**YOUR OBJECTIVE**
Identify and pull out each line of the entries in which "sprostredkovateľ" occurs.

**RECORDED DATA**
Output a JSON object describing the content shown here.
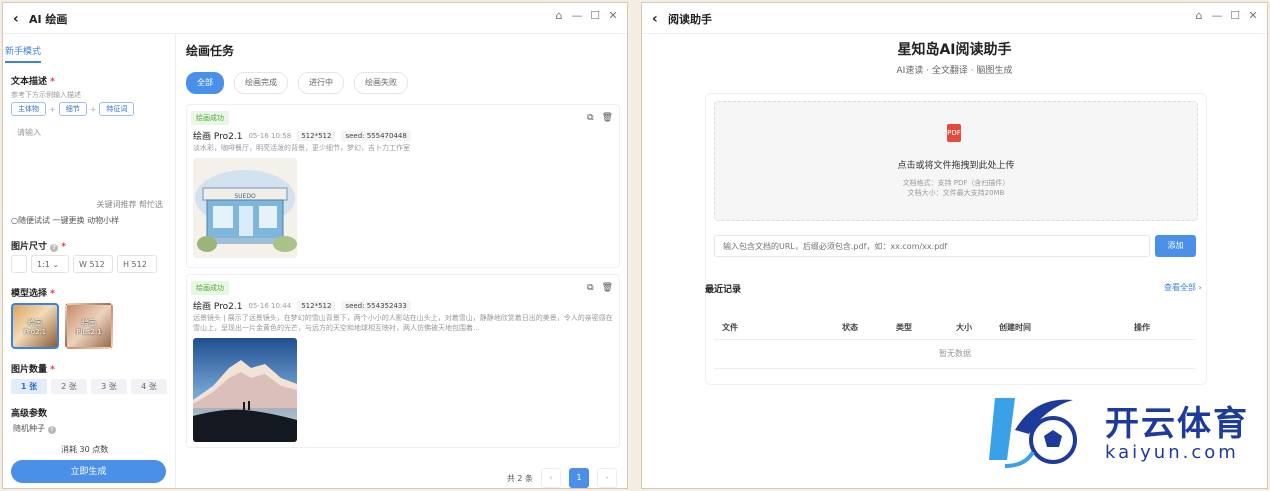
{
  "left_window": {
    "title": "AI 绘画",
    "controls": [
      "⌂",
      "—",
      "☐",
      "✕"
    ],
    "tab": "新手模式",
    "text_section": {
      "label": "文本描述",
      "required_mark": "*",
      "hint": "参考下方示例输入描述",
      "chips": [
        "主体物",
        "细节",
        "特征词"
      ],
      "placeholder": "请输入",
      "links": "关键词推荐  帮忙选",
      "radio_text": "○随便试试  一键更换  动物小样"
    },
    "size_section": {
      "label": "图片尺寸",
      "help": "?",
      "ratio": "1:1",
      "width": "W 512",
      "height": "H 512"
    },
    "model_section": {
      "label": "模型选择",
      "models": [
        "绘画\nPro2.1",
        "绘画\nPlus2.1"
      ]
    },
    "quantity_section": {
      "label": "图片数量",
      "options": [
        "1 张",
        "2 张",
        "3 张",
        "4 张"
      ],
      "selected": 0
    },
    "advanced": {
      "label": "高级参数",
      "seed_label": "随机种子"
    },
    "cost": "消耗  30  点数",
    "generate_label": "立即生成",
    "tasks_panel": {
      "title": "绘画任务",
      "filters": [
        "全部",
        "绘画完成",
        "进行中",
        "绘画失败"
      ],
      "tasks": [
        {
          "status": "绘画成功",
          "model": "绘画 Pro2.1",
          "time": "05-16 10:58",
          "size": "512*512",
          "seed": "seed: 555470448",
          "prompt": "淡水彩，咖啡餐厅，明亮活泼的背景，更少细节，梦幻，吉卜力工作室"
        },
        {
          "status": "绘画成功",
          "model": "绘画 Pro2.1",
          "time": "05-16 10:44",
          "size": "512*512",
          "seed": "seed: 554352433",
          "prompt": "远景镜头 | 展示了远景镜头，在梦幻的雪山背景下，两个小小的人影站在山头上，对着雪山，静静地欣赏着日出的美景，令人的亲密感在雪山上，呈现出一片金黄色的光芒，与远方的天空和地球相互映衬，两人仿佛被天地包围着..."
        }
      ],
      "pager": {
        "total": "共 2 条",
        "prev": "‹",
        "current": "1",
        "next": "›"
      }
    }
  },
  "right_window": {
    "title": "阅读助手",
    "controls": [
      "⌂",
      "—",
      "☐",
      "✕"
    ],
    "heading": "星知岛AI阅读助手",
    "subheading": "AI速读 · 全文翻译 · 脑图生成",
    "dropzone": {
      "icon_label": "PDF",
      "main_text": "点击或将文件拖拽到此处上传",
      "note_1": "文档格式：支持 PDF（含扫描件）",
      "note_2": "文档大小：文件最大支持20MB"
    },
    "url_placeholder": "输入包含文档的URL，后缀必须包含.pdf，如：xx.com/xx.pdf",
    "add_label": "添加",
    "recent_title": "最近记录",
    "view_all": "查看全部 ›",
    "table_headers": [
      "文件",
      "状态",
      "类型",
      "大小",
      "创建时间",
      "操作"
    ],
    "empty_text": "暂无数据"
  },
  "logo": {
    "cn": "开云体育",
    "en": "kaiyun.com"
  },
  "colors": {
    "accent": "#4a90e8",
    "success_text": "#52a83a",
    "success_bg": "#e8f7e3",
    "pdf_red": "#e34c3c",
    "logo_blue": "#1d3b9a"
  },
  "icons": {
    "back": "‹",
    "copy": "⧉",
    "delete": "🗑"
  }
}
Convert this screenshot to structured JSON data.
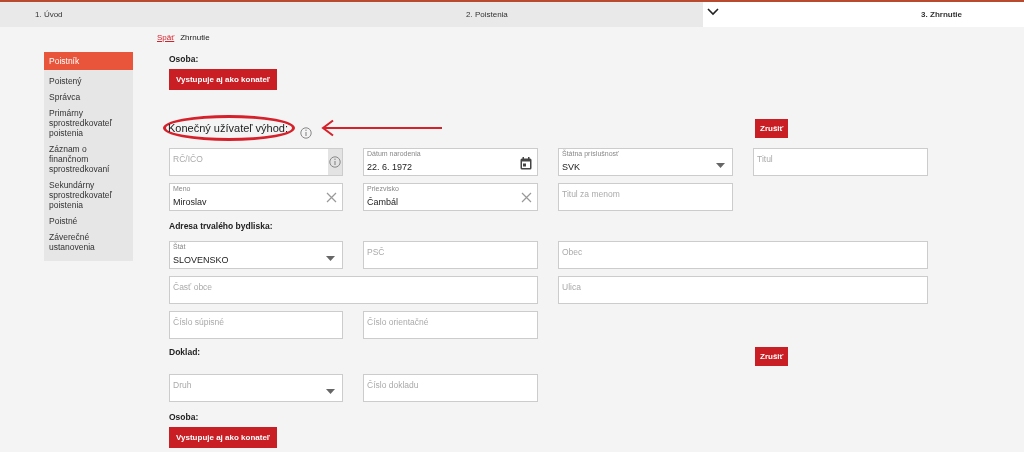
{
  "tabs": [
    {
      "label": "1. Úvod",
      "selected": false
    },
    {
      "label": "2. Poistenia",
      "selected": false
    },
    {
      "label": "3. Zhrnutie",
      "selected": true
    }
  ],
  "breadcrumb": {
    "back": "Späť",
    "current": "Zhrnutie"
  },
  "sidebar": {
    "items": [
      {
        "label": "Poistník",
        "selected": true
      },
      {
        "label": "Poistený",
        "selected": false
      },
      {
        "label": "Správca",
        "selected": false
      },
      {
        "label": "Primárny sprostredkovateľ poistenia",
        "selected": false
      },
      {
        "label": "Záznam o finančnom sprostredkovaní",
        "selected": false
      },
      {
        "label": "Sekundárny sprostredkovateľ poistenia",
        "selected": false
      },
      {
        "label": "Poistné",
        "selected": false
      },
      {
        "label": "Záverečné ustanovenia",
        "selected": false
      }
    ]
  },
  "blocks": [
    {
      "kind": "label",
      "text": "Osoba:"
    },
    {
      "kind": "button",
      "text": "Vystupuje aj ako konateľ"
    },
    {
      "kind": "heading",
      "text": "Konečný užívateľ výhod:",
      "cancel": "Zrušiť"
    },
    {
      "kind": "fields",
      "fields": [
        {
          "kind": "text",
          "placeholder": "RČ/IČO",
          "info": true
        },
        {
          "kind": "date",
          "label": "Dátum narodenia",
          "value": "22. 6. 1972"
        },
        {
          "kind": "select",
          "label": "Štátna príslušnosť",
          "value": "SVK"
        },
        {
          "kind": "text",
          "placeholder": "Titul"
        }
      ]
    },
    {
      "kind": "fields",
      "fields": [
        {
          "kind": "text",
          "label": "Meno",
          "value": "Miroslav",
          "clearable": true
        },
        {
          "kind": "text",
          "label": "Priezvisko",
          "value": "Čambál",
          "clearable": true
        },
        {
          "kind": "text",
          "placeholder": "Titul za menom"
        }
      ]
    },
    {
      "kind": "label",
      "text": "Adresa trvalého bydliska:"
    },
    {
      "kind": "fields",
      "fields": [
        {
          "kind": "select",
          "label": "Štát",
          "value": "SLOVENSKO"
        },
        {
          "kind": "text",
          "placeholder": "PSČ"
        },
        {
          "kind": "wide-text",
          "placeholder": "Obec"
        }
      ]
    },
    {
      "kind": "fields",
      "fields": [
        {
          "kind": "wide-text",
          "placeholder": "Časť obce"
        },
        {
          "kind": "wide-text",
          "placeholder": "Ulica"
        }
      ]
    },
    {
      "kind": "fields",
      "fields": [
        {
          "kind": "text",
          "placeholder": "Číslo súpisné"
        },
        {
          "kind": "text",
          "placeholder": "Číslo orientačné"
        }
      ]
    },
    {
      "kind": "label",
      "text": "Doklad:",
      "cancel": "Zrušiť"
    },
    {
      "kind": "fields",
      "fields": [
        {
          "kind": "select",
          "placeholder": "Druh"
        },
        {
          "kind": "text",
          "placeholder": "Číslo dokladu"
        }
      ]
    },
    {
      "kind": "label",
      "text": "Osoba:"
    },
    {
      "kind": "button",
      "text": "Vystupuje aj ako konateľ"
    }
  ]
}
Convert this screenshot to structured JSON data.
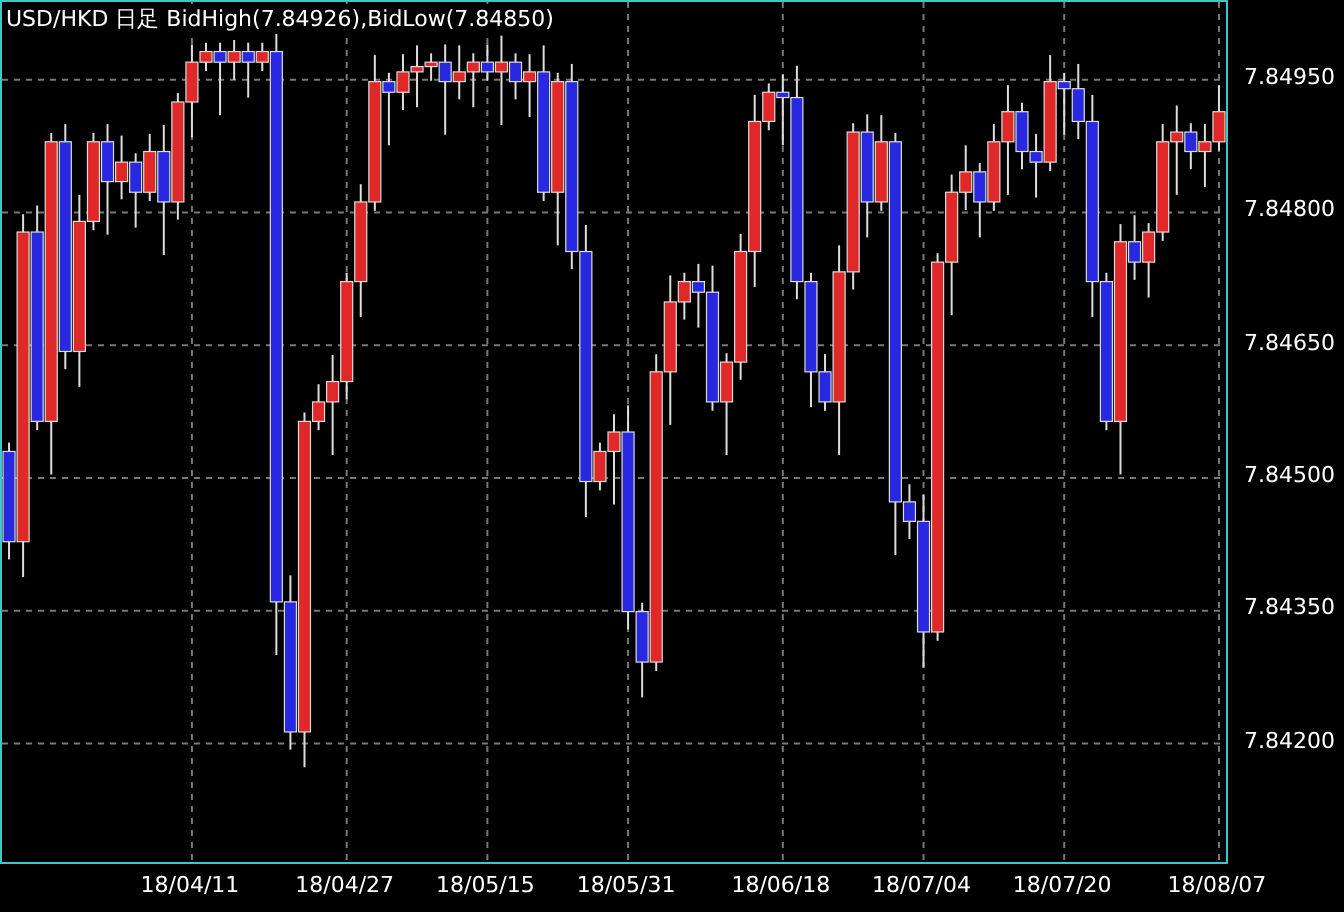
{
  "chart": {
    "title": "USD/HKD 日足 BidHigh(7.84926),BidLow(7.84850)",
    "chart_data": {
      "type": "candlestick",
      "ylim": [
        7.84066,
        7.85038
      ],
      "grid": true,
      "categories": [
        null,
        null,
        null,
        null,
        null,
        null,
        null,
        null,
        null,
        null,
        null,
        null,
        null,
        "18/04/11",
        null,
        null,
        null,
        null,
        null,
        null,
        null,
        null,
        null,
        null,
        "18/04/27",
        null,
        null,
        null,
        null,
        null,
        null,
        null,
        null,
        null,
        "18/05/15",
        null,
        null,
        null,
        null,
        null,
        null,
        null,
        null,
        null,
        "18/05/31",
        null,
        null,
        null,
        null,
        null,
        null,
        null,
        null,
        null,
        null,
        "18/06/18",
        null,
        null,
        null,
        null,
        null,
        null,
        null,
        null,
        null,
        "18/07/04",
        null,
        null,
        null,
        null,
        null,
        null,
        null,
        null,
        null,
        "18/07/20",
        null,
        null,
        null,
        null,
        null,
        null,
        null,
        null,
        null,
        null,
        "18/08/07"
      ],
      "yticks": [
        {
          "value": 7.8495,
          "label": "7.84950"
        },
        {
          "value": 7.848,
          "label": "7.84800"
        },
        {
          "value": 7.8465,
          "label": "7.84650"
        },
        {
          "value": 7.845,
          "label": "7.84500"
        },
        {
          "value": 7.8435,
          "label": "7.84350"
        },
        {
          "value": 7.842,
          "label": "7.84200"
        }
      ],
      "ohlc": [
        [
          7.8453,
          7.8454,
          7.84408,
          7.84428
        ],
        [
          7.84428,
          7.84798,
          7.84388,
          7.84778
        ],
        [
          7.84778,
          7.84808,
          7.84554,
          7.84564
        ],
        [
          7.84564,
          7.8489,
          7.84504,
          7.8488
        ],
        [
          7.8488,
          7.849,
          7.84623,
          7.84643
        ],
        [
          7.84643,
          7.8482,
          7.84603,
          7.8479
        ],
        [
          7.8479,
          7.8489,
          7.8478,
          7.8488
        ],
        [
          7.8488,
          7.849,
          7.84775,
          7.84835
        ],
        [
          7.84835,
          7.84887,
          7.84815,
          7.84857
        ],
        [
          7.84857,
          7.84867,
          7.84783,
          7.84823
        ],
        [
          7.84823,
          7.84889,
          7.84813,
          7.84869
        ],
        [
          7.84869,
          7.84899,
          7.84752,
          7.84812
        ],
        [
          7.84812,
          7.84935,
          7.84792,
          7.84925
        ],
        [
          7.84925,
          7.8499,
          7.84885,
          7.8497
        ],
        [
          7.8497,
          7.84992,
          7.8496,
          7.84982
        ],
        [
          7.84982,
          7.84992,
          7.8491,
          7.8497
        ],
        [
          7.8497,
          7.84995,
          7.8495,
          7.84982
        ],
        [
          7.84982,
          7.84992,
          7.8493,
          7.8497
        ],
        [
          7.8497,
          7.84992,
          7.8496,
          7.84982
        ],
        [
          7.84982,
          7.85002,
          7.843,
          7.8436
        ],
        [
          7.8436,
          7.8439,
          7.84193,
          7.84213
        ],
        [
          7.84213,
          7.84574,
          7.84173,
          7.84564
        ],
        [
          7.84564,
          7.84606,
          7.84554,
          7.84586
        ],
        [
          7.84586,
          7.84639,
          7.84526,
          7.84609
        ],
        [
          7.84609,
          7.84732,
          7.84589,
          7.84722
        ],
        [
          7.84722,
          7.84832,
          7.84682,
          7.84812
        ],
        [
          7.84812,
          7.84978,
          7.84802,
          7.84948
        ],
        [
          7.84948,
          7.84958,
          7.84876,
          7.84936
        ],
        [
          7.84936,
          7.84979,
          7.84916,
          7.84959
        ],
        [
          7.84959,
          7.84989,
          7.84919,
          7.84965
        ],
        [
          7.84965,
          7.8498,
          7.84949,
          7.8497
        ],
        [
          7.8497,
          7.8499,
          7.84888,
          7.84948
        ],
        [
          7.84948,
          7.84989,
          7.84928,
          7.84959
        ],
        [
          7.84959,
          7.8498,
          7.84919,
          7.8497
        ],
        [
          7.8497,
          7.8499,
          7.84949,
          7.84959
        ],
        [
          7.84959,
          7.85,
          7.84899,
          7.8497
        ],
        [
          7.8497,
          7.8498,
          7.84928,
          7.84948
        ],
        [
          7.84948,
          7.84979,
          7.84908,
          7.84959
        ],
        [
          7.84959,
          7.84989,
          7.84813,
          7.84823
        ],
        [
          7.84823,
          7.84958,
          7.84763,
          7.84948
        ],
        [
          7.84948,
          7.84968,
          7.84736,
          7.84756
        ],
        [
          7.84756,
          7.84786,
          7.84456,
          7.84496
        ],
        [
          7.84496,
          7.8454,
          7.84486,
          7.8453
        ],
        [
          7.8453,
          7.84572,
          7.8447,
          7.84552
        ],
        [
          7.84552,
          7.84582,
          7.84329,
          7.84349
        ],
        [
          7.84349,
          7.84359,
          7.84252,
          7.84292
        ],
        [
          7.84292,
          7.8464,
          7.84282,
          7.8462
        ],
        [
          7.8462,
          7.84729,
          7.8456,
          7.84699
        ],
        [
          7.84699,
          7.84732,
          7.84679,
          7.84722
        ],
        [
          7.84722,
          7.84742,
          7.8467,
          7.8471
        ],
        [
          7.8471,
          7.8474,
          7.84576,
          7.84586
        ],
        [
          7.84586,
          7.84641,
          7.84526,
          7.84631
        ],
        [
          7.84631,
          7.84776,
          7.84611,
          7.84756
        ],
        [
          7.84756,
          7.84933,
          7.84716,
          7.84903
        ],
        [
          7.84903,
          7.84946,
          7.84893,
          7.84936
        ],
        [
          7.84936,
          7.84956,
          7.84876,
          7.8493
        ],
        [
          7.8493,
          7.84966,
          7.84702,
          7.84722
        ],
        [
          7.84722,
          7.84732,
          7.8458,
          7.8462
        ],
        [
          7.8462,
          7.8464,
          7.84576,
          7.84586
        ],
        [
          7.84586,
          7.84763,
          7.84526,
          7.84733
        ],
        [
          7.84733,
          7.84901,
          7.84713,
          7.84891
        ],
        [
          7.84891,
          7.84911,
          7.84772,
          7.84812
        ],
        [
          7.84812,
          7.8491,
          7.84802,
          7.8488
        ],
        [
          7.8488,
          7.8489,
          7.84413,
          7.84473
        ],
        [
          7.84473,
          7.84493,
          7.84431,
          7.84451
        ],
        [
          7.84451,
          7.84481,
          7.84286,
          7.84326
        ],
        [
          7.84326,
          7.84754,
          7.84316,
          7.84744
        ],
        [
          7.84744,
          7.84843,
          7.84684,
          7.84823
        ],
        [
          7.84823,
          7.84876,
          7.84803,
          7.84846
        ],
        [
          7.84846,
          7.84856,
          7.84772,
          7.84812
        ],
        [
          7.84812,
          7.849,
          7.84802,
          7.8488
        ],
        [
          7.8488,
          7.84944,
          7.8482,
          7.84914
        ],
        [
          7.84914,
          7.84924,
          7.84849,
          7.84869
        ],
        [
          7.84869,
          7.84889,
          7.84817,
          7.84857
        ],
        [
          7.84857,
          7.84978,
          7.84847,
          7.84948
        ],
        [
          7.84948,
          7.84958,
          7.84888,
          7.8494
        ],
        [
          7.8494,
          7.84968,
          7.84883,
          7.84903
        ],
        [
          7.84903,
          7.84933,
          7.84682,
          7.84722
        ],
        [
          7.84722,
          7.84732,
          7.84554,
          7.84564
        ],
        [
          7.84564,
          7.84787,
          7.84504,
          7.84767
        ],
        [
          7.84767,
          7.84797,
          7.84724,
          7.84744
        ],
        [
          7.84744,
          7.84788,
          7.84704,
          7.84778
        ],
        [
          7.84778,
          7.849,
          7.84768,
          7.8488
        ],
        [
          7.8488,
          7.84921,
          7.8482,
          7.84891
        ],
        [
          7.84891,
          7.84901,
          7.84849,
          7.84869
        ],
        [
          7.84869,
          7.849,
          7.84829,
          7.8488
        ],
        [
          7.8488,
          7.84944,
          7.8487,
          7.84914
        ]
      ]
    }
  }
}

**TASK RESPONSE**
        "label": "Primárny sprostredkovateľ poistenia",
        "label": "Sekundárny sprostredkovateľ poistenia",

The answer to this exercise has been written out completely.